Task requirements> Go through the entries below and return every line that contains "http".

----------

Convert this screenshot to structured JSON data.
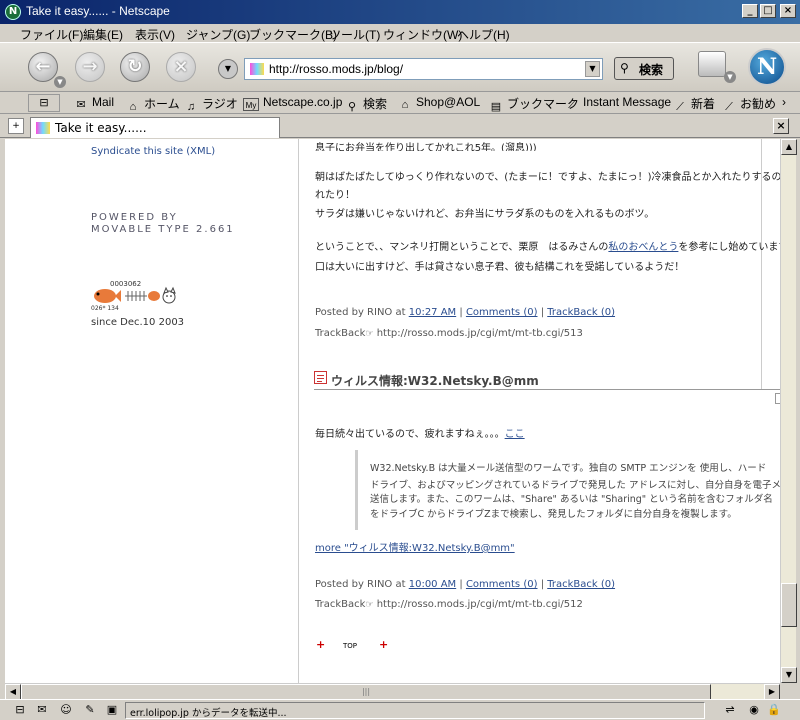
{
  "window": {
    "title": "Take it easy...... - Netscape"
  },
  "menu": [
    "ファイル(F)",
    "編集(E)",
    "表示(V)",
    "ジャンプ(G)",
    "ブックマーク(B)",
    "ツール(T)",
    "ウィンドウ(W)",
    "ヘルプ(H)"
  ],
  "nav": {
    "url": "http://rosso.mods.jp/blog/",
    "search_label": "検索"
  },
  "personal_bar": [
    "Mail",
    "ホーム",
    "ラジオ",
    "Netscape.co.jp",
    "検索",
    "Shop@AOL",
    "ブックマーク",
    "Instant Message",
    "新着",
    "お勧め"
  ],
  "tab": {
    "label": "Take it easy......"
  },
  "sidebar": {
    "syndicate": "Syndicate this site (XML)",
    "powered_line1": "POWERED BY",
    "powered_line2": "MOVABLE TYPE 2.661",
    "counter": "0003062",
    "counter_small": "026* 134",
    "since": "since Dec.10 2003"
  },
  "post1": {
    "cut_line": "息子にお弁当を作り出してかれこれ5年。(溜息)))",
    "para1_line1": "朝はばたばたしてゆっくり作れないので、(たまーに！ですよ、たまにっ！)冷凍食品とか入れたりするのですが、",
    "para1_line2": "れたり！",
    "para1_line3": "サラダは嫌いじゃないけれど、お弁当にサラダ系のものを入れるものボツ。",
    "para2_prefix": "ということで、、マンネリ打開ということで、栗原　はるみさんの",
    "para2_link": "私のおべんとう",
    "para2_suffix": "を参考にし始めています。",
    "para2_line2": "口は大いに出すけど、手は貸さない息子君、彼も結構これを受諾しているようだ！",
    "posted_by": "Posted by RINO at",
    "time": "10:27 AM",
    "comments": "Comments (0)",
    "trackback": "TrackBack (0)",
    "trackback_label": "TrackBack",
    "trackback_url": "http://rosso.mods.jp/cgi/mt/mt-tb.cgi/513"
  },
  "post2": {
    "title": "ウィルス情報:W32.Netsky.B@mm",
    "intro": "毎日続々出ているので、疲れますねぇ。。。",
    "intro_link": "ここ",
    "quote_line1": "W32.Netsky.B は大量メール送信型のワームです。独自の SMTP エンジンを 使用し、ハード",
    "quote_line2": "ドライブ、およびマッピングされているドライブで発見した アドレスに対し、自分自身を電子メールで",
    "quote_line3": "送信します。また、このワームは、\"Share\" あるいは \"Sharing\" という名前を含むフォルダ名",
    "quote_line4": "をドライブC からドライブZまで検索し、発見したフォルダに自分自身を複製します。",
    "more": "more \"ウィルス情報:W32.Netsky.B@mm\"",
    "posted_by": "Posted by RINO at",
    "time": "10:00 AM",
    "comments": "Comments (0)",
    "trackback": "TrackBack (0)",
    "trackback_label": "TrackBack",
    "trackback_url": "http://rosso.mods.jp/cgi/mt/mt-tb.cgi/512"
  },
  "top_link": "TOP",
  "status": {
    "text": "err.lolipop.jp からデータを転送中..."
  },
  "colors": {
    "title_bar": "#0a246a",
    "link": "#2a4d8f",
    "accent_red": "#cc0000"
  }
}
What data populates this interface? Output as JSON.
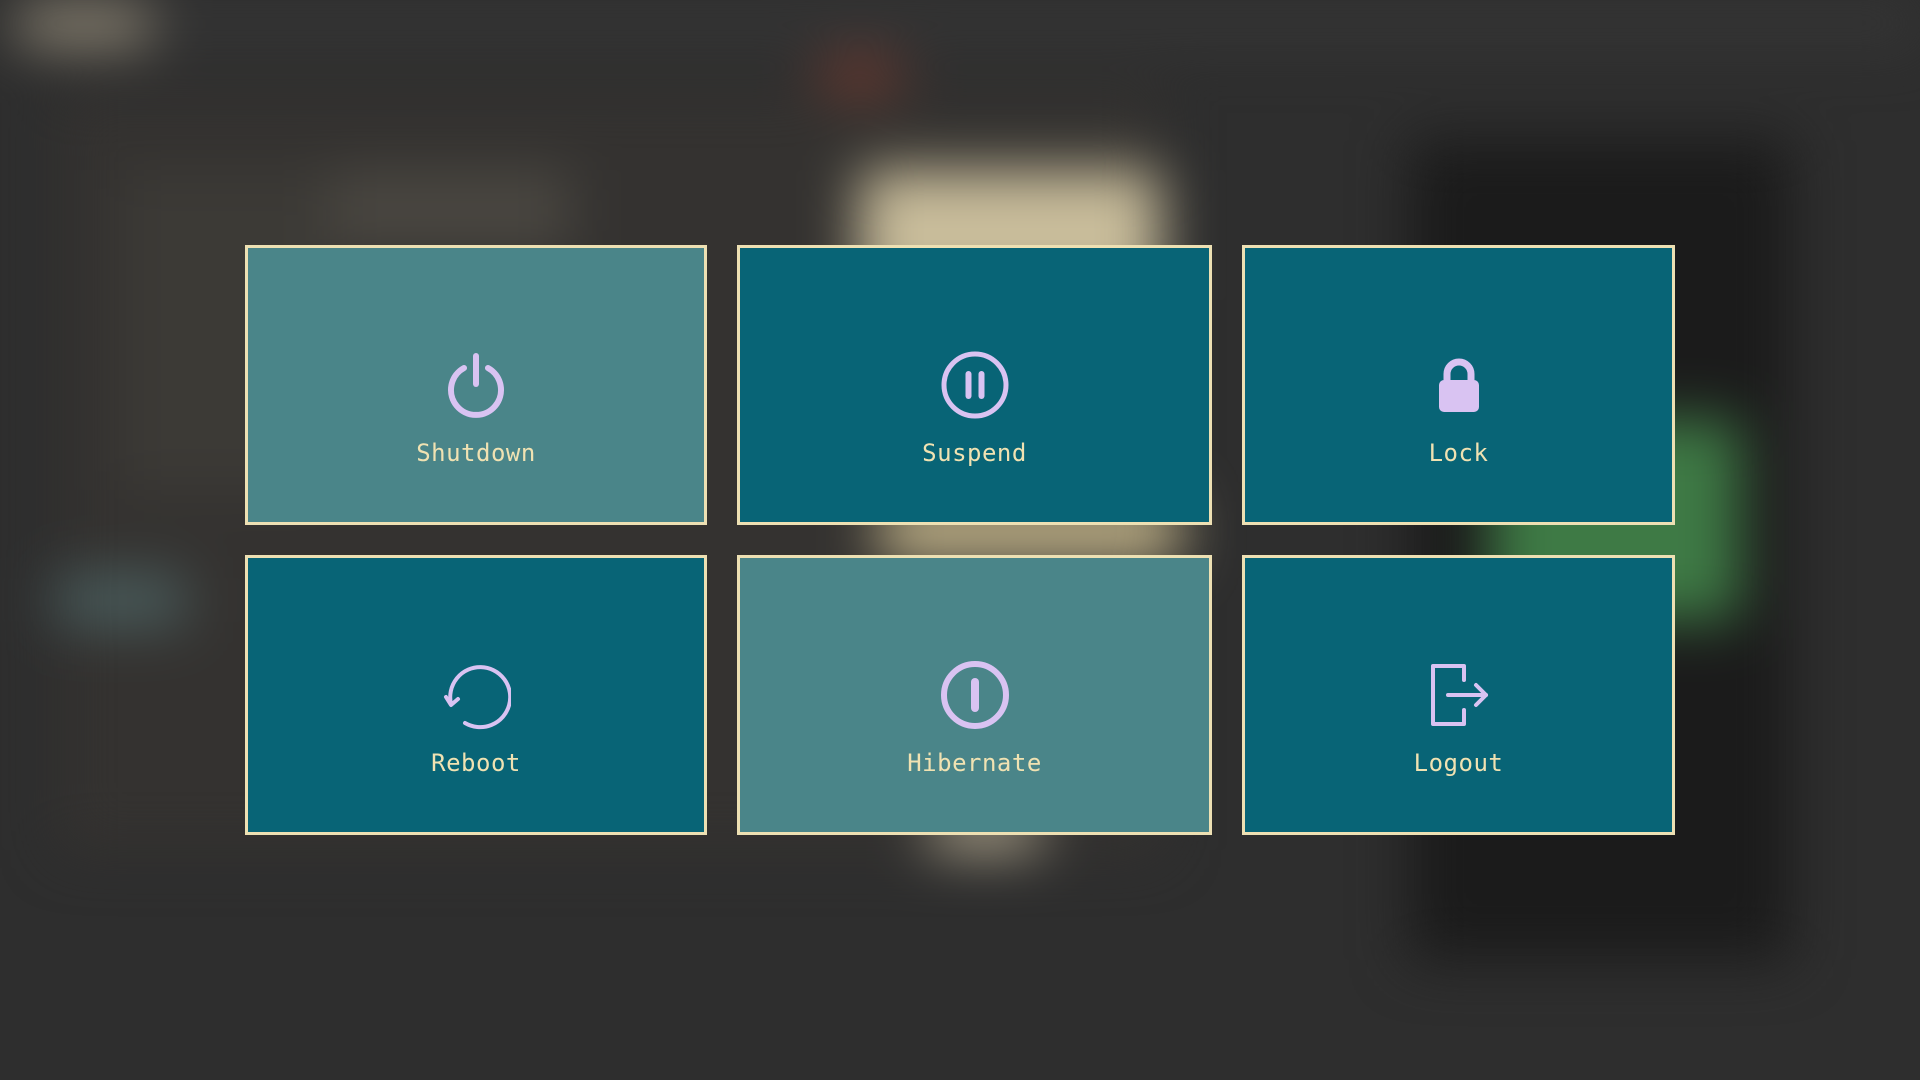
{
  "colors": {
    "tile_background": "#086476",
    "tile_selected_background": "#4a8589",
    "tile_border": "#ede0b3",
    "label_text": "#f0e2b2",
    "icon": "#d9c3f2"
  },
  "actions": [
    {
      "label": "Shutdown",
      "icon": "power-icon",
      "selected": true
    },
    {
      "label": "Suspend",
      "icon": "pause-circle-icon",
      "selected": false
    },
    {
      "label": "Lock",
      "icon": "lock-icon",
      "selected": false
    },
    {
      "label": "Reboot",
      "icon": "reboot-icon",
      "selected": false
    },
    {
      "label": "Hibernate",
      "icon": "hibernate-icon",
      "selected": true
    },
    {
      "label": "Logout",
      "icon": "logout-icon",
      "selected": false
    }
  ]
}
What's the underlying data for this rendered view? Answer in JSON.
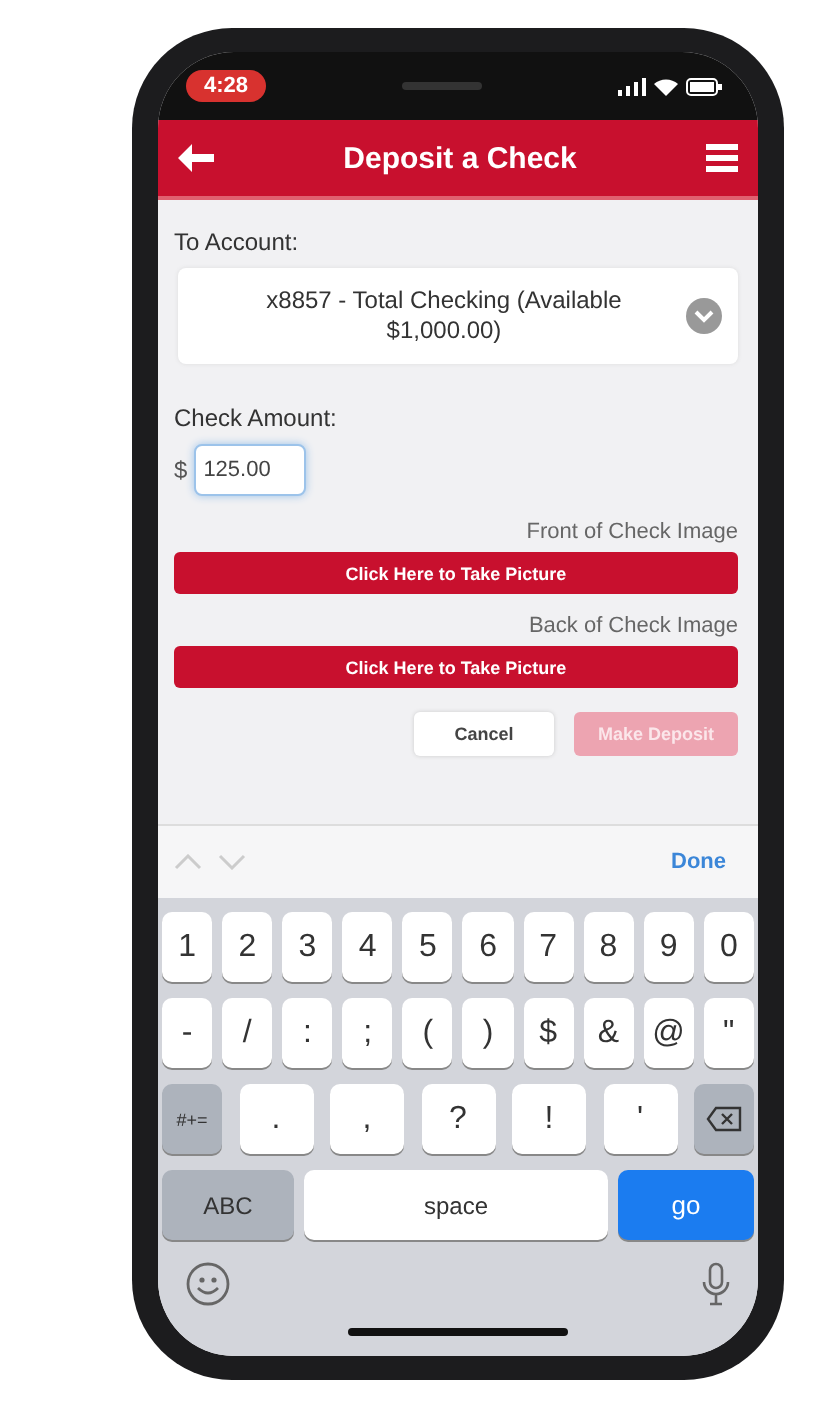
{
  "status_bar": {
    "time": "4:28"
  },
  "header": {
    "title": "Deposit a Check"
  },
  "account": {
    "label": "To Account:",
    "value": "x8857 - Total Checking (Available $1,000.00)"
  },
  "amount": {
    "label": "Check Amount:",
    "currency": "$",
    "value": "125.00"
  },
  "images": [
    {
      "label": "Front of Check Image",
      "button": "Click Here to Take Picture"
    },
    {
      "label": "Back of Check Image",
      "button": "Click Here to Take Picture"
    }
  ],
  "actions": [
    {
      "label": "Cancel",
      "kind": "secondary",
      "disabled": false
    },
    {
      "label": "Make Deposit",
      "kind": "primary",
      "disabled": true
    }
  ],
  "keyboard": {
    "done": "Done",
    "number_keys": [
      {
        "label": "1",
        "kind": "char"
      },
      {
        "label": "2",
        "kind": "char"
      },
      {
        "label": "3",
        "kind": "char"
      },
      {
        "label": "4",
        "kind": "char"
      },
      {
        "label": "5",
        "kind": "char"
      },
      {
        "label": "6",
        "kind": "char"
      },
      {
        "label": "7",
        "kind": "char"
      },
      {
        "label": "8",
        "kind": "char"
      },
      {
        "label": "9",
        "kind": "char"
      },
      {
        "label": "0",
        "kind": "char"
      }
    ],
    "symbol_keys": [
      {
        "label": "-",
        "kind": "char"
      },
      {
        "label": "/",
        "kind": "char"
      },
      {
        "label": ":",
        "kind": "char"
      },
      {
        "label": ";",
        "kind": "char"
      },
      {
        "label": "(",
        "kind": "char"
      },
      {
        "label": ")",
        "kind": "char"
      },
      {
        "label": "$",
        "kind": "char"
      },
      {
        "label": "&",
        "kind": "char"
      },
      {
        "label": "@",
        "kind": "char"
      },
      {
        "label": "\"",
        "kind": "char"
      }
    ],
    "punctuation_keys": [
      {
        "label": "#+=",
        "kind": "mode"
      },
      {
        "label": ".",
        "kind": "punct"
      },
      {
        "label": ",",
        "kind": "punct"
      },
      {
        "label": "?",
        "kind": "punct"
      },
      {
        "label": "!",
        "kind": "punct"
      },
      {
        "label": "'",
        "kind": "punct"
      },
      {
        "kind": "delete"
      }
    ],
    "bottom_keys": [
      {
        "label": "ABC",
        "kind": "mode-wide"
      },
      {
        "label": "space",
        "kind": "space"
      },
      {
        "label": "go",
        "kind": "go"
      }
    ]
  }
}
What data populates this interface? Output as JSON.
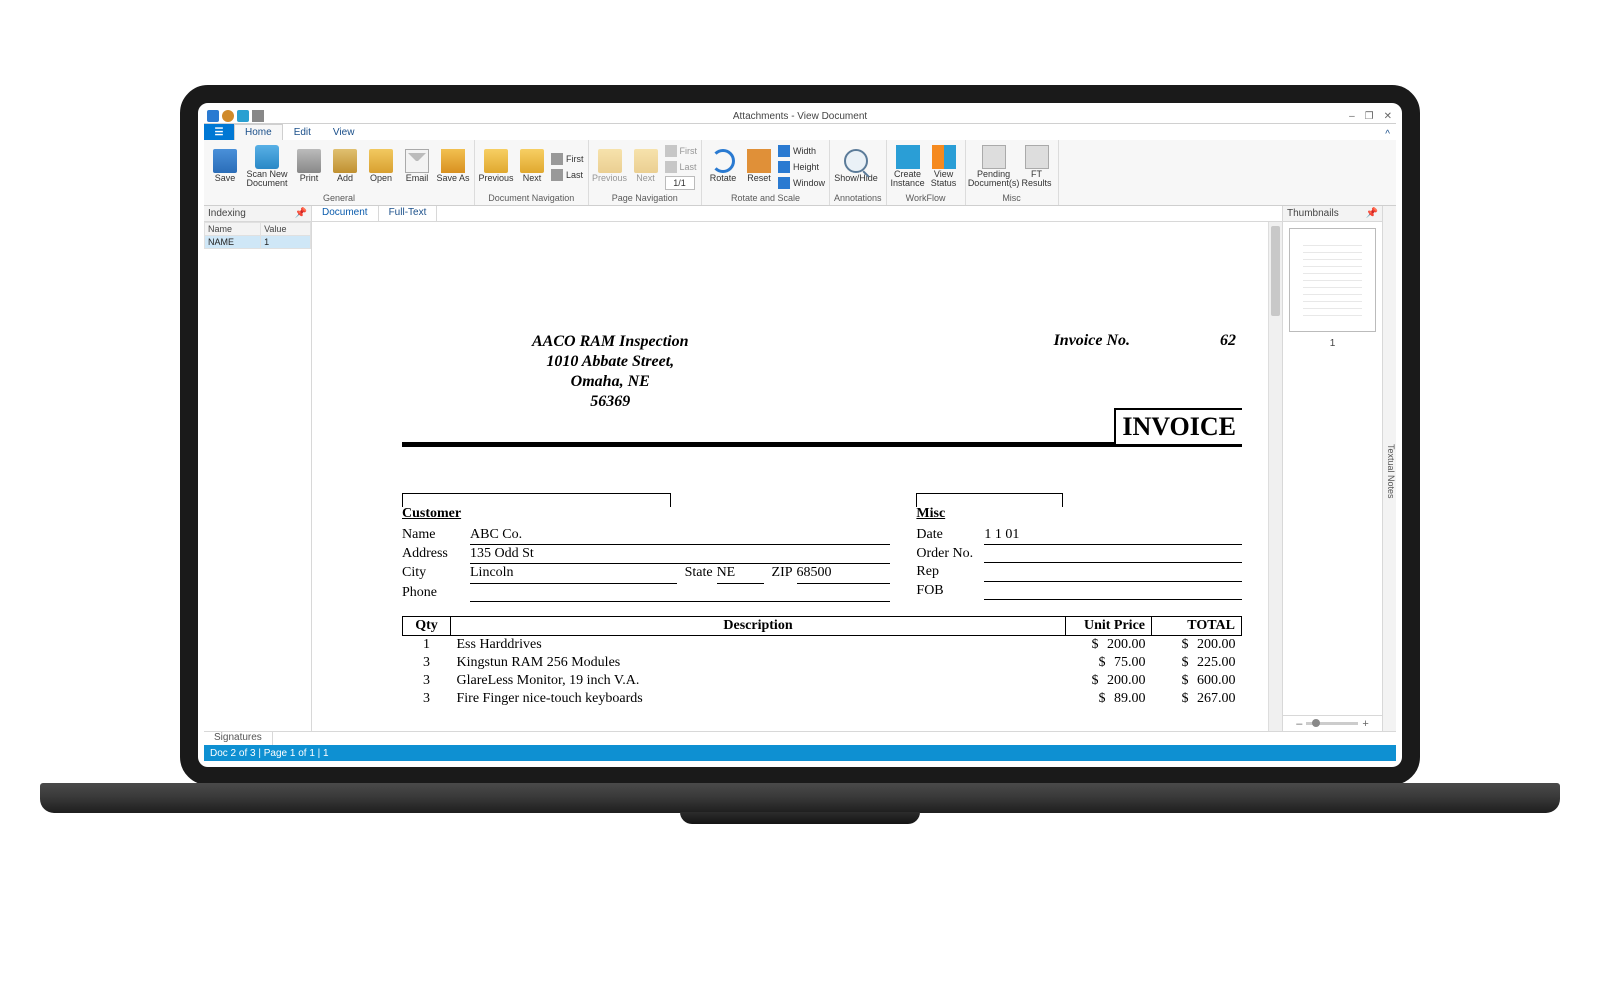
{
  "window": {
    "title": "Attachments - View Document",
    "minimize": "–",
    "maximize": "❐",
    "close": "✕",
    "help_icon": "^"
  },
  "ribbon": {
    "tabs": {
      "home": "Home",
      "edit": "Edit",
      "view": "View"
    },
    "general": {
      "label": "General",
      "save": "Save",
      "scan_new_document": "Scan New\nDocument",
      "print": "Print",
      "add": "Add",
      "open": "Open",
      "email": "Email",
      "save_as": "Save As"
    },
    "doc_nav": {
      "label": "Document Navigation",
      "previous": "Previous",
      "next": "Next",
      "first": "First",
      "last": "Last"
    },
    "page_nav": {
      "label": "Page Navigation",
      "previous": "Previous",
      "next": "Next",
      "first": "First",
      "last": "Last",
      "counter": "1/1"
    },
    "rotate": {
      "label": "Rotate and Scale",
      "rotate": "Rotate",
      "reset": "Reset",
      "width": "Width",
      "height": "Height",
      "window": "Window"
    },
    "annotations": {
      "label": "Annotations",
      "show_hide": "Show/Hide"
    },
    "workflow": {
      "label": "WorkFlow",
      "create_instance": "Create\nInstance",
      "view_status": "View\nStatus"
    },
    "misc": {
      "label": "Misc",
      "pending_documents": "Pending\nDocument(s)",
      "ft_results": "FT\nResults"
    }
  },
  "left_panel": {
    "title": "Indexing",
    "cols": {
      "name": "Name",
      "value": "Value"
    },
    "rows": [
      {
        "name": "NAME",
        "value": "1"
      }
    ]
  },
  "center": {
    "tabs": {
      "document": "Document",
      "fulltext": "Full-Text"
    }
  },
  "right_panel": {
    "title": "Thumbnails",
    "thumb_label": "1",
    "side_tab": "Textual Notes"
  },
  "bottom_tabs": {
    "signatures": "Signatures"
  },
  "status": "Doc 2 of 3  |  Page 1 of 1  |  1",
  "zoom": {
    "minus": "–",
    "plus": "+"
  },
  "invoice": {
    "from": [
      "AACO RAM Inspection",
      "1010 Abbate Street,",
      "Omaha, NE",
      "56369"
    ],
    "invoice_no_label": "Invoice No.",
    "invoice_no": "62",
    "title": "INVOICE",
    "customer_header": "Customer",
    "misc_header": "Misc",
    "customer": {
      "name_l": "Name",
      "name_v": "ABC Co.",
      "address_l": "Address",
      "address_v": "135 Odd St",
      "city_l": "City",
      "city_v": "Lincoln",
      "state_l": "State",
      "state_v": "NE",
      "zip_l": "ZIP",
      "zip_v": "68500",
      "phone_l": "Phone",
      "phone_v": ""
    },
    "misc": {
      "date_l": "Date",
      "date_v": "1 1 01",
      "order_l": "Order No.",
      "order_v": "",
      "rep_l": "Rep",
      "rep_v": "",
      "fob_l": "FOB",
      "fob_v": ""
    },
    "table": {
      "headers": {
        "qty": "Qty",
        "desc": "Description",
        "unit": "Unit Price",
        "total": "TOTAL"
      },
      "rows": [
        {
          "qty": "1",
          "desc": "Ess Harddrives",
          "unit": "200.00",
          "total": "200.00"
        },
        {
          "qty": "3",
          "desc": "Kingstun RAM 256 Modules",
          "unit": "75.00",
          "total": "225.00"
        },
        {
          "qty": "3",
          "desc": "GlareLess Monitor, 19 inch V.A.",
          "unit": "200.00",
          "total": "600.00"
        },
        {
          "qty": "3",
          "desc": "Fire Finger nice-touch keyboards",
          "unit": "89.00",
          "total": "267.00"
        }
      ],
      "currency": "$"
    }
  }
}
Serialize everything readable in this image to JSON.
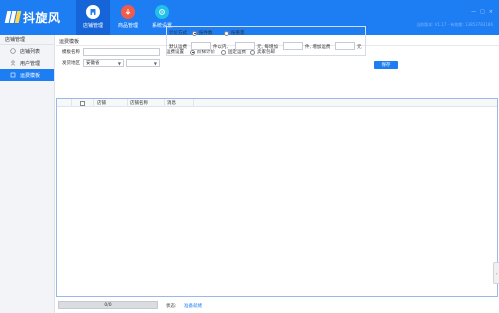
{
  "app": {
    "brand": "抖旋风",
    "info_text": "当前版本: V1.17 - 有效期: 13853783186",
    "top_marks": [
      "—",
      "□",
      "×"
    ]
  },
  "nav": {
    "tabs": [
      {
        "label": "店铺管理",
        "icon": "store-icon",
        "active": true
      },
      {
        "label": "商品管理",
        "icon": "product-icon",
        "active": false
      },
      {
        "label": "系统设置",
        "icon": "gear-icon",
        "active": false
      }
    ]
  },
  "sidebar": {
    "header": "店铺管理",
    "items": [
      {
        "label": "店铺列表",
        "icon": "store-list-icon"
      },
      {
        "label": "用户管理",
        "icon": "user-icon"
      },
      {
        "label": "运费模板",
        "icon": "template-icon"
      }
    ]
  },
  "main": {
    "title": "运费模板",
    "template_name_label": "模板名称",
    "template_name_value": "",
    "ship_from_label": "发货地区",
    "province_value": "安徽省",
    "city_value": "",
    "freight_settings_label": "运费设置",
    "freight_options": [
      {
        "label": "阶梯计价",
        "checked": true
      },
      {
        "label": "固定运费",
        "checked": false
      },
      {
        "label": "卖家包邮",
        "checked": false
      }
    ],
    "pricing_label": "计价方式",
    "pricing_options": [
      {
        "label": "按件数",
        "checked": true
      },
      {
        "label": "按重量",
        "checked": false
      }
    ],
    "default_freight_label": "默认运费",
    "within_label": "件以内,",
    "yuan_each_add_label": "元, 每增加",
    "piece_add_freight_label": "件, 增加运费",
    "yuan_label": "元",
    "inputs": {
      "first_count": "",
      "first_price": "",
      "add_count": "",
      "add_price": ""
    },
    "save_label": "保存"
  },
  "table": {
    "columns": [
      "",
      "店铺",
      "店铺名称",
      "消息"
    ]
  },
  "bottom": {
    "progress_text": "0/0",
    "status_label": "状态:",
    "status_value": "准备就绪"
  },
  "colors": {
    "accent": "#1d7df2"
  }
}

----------

Exercise result>
    "url": "http://rosso.mods.jp/blog/",
    "trackback_url": "http://rosso.mods.jp/cgi/mt/mt-tb.cgi/513"
    "trackback_url": "http://rosso.mods.jp/cgi/mt/mt-tb.cgi/512"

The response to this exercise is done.